The U.S. Federal Reserve reversed course in September and eased monetary policy, cutting the federal funds rate to 4.75 percent from 5.25 percent. Historically, the funds rate and metal prices have been positively correlated, largely because rising interest rates went hand-in-hand with a strong economic performance (and hence metals demand), while an easing in monetary policy usually took place in the environment of a decelerating U.S. economy.
In my view, the current macroeconomic picture in the United States is certainly not bullish and the fundamentals are now not as strong as they were before the economic slowdown.
However, there are some factors that should mitigate the impact of the deceleration in North America, so metal prices are likely to remain relatively well supported from the demand side (for many metals, supply additions are still not massive).
Importantly, the share of U.S. gross domestic product (GDP) in the global economy has been declining over the past few years as other countries, especially in the developing world, have gained in importance. The decreased weighting of the United States is also reflected in the fact that over the past few years world industrial production has outperformed U.S. manufacturing activity after being a laggard for a long time (which is also one reason why the London Metal Exchange price index has risen well above the levels seen historically). This is heavily influenced by the strong growth of many less-developed countries, especially China, whose industrial activity continues to expand at a rapid pace.
My generally strong fundamental view on most base metals has not changed following the cut in U.S. interest rates.
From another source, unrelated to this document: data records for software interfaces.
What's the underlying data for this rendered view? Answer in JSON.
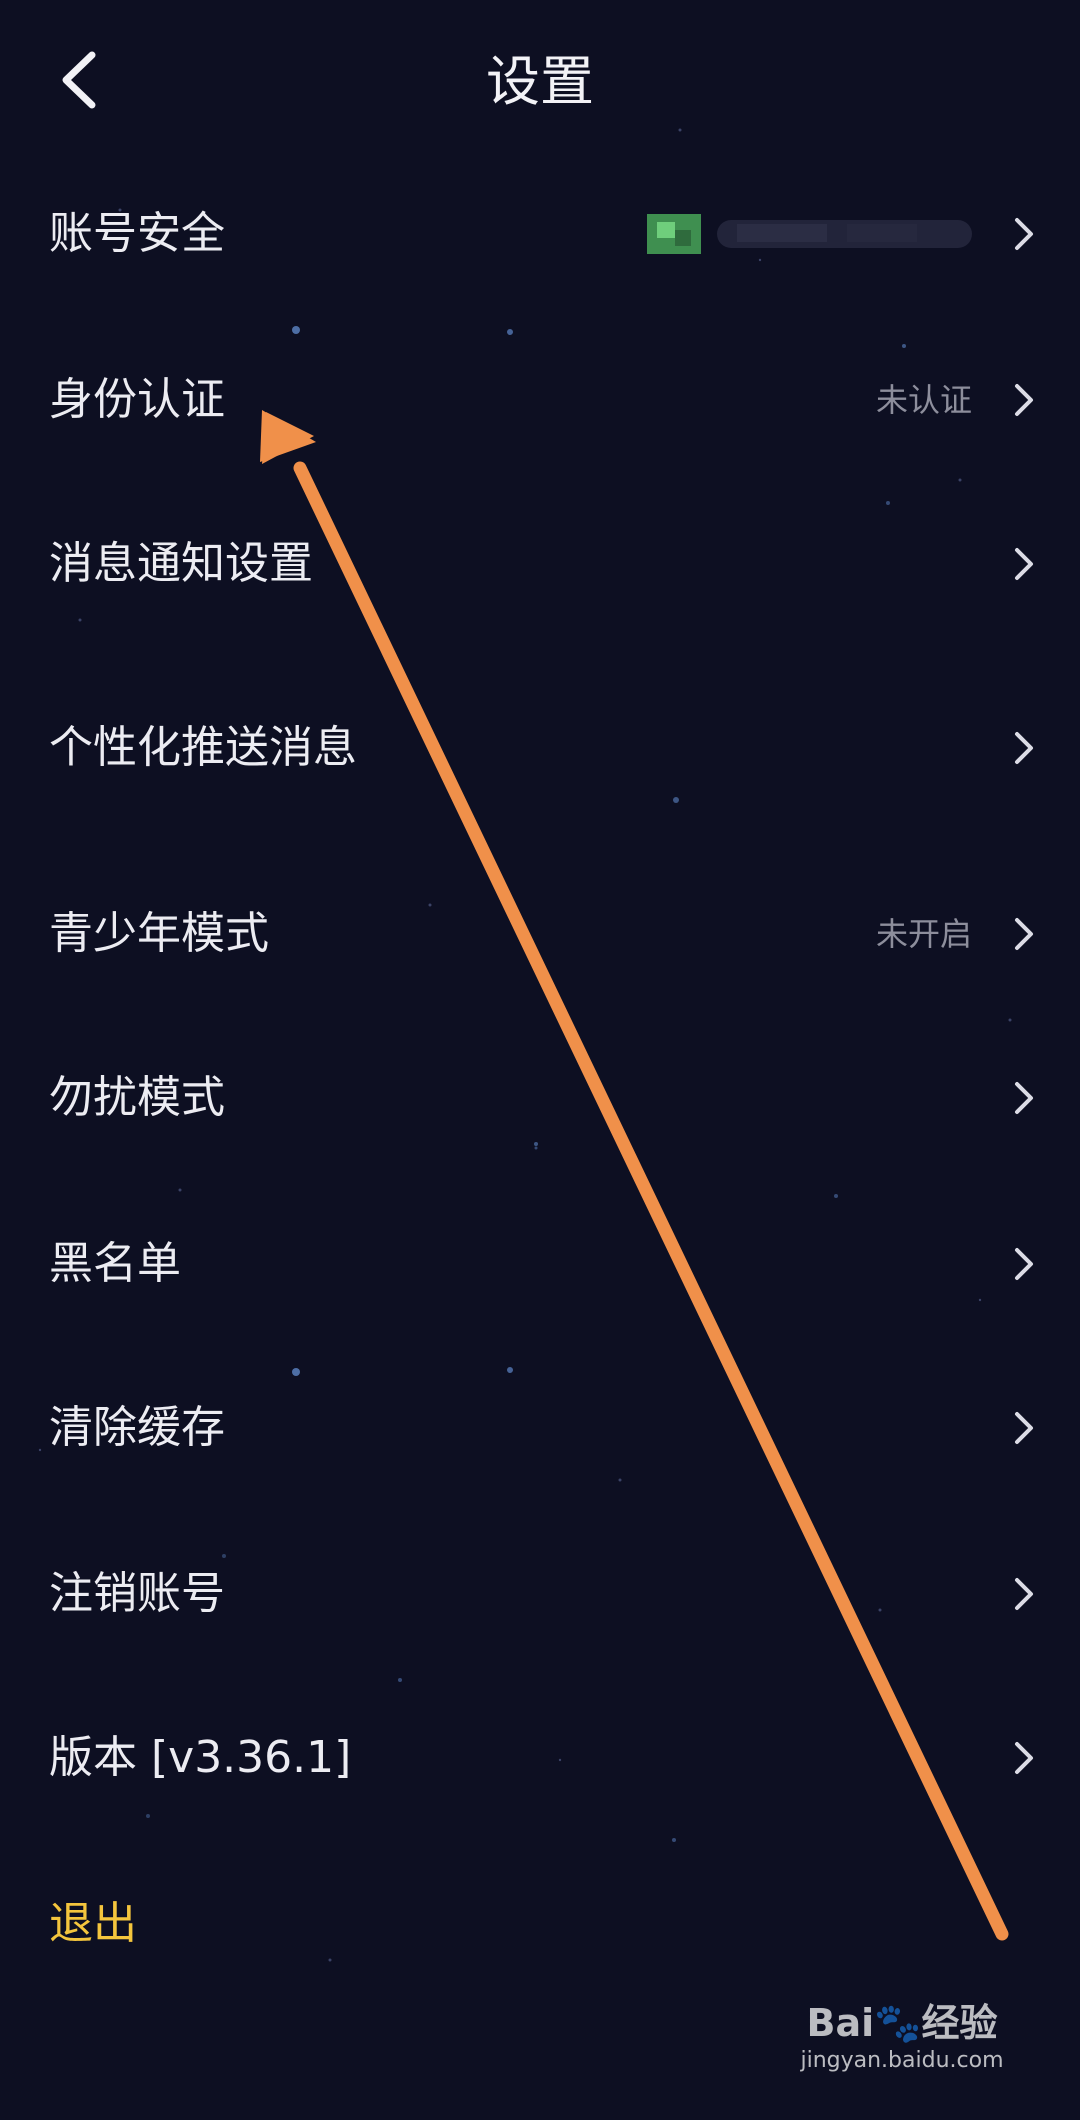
{
  "header": {
    "title": "设置",
    "back_icon": "chevron-left-icon"
  },
  "settings": [
    {
      "label": "账号安全",
      "value": "",
      "masked": true
    },
    {
      "label": "身份认证",
      "value": "未认证"
    },
    {
      "label": "消息通知设置",
      "value": ""
    },
    {
      "label": "个性化推送消息",
      "value": ""
    },
    {
      "label": "青少年模式",
      "value": "未开启"
    },
    {
      "label": "勿扰模式",
      "value": ""
    },
    {
      "label": "黑名单",
      "value": ""
    },
    {
      "label": "清除缓存",
      "value": ""
    },
    {
      "label": "注销账号",
      "value": ""
    },
    {
      "label": "版本 [v3.36.1]",
      "value": ""
    }
  ],
  "logout": {
    "label": "退出",
    "color": "#f4c53d"
  },
  "annotation": {
    "arrow_color": "#f0904a"
  },
  "watermark": {
    "logo_text": "Bai",
    "logo_suffix": "经验",
    "url": "jingyan.baidu.com"
  },
  "theme": {
    "background": "#0d0f22",
    "text": "#ececf2",
    "secondary_text": "#8d8e9c"
  }
}
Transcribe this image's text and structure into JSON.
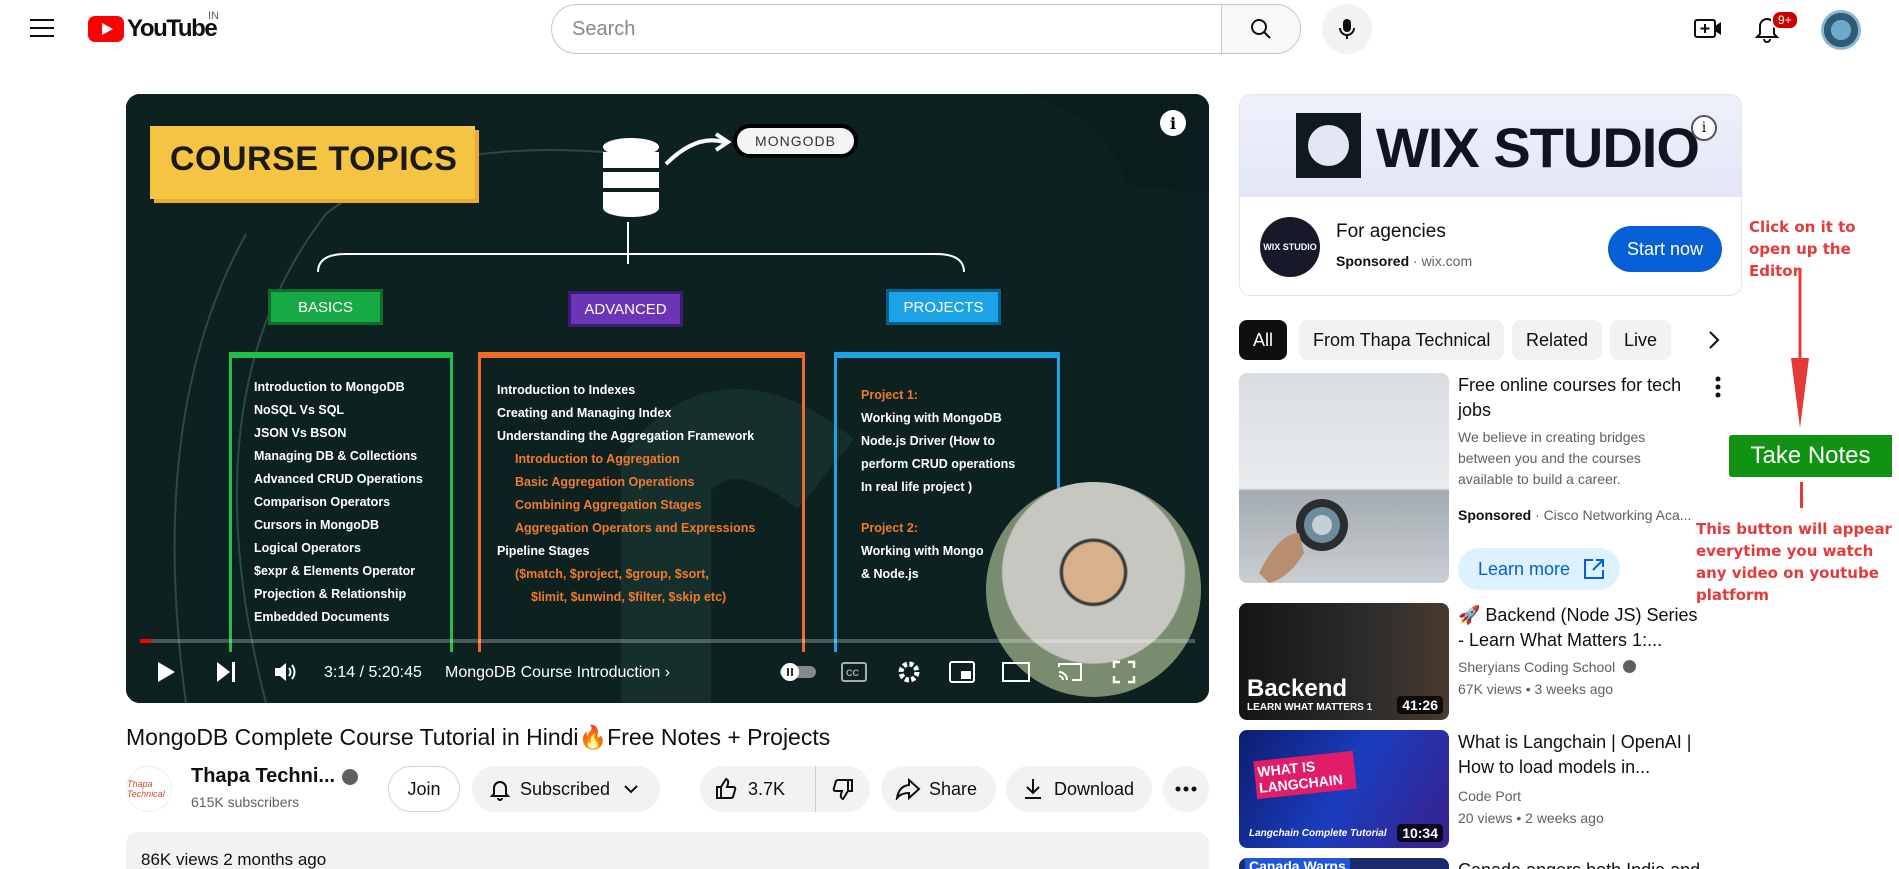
{
  "header": {
    "logo_text": "YouTube",
    "country": "IN",
    "search_placeholder": "Search",
    "notification_count": "9+"
  },
  "player": {
    "slide": {
      "heading": "COURSE TOPICS",
      "db_pill": "MONGODB",
      "tags": [
        "BASICS",
        "ADVANCED",
        "PROJECTS"
      ],
      "basics": [
        "Introduction to MongoDB",
        "NoSQL Vs SQL",
        "JSON Vs BSON",
        "Managing DB & Collections",
        "Advanced CRUD Operations",
        "Comparison Operators",
        "Cursors in MongoDB",
        "Logical Operators",
        "$expr & Elements Operator",
        "Projection & Relationship",
        "Embedded Documents"
      ],
      "advanced": [
        "Introduction to Indexes",
        "Creating and Managing Index",
        "Understanding the Aggregation Framework",
        "Introduction to Aggregation",
        "Basic Aggregation Operations",
        "Combining Aggregation Stages",
        "Aggregation Operators and Expressions",
        "Pipeline Stages",
        "($match, $project, $group, $sort,",
        "$limit, $unwind, $filter, $skip etc)"
      ],
      "projects": [
        "Project 1:",
        "Working with MongoDB",
        "Node.js Driver (How to",
        "perform CRUD operations",
        "In real life project )",
        "Project 2:",
        "Working with Mongo",
        "& Node.js"
      ]
    },
    "time": "3:14 / 5:20:45",
    "chapter": "MongoDB Course Introduction",
    "progress": 0.01
  },
  "video": {
    "title": "MongoDB Complete Course Tutorial in Hindi🔥Free Notes + Projects",
    "channel": "Thapa Techni...",
    "channel_logo": "Thapa Technical",
    "subscribers": "615K subscribers",
    "join": "Join",
    "subscribed": "Subscribed",
    "likes": "3.7K",
    "share": "Share",
    "download": "Download",
    "views_line": "86K views  2 months ago"
  },
  "ad": {
    "brand": "WIX STUDIO",
    "logo_text": "WIX STUDIO",
    "title": "For agencies",
    "sponsored": "Sponsored",
    "domain": "· wix.com",
    "cta": "Start now"
  },
  "chips": [
    "All",
    "From Thapa Technical",
    "Related",
    "Live"
  ],
  "related": [
    {
      "title": "Free online courses for tech jobs",
      "desc": "We believe in creating bridges between you and the courses available to build a career.",
      "sponsored": "Sponsored",
      "advertiser": "· Cisco Networking Aca...",
      "cta": "Learn more"
    },
    {
      "title": "🚀 Backend (Node JS) Series - Learn What Matters 1:...",
      "channel": "Sheryians Coding School",
      "meta": "67K views  • 3 weeks ago",
      "duration": "41:26",
      "thumb_text": "Backend",
      "thumb_sub": "LEARN WHAT MATTERS 1"
    },
    {
      "title": "What is Langchain | OpenAI | How to load models in...",
      "channel": "Code Port",
      "meta": "20 views  • 2 weeks ago",
      "duration": "10:34",
      "thumb_text": "WHAT IS LANGCHAIN",
      "thumb_sub": "Langchain Complete Tutorial"
    },
    {
      "title": "Canada angers both India and",
      "thumb_text": "Canada Warns"
    }
  ],
  "extension": {
    "note_top": "Click on it to open up the Editor",
    "button": "Take Notes",
    "note_bottom": "This button will appear everytime you watch any video on youtube platform"
  }
}
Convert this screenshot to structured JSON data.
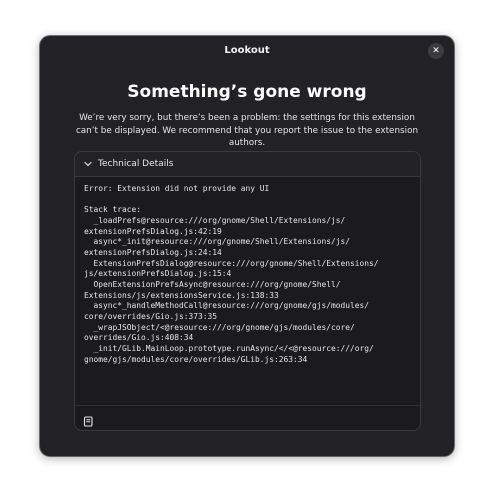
{
  "window": {
    "title": "Lookout",
    "close_glyph": "✕"
  },
  "dialog": {
    "heading": "Something’s gone wrong",
    "message": "We’re very sorry, but there’s been a problem: the settings for this extension can’t be displayed. We recommend that you report the issue to the extension authors."
  },
  "details": {
    "label": "Technical Details",
    "expanded": true,
    "chevron_icon": "chevron-down-icon",
    "trace_text": "Error: Extension did not provide any UI\n\nStack trace:\n  _loadPrefs@resource:///org/gnome/Shell/Extensions/js/\nextensionPrefsDialog.js:42:19\n  async*_init@resource:///org/gnome/Shell/Extensions/js/\nextensionPrefsDialog.js:24:14\n  ExtensionPrefsDialog@resource:///org/gnome/Shell/Extensions/\njs/extensionPrefsDialog.js:15:4\n  OpenExtensionPrefsAsync@resource:///org/gnome/Shell/\nExtensions/js/extensionsService.js:138:33\n  async*_handleMethodCall@resource:///org/gnome/gjs/modules/\ncore/overrides/Gio.js:373:35\n  _wrapJSObject/<@resource:///org/gnome/gjs/modules/core/\noverrides/Gio.js:408:34\n  _init/GLib.MainLoop.prototype.runAsync/</<@resource:///org/\ngnome/gjs/modules/core/overrides/GLib.js:263:34",
    "copy_icon": "copy-icon"
  },
  "colors": {
    "window_bg": "#222226",
    "panel_bg": "#1b1b1e",
    "text": "#ffffff"
  }
}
Although it is likely that investor sentiment will remain a crucial factor on the financial markets, metal prices should once again move more in line with what physical demand/ supply suggest.
As for individual metals, the nickel market likely will be focused on the stainless sector, where many producers had cut output earlier this year, partly because distributors were de-stocking. The consequent decline in nickel demand has been reflected in the monthly supply and demand balances, with the International Nickel Study Group reporting a sizeable surplus year to date.
Underlying stainless demand is still strong but actual new steel orders will be heavily influenced by steel prices, for which nickel quotations are an important factor. The European alloy surcharge fell by $630 per tonne in October, which fed straight through into stainless transaction prices. October surcharges posted by major U.S. stainless producers on Type 304 sheet fell by about 26.4 cents a pound from September and are down about $1 since their high point in July.
After nickel prices declined sharply earlier this year, they have been relatively steady of late, which means that the scope for further large decreases in alloy surcharges, and hence stainless prices, is likely to be limited. This should give stainless buyers an incentive to place new orders.
The copper market is concentrating on China, where metal users have drawn down some of the inventories built up, especially in the first half of 2007, and any sign of a return of buyers and imports will lend support to copper prices. The negotiations on treatment and refining charges (TC/RCs) also should be interesting (they usually begin during LME Week in October). I forecast a very tight concentrates market in 2008 (and low TC/RCs), which should make it economically difficult for many smelters to operate.
Michael Widmer is head of metals research at Calyon Financial SNC.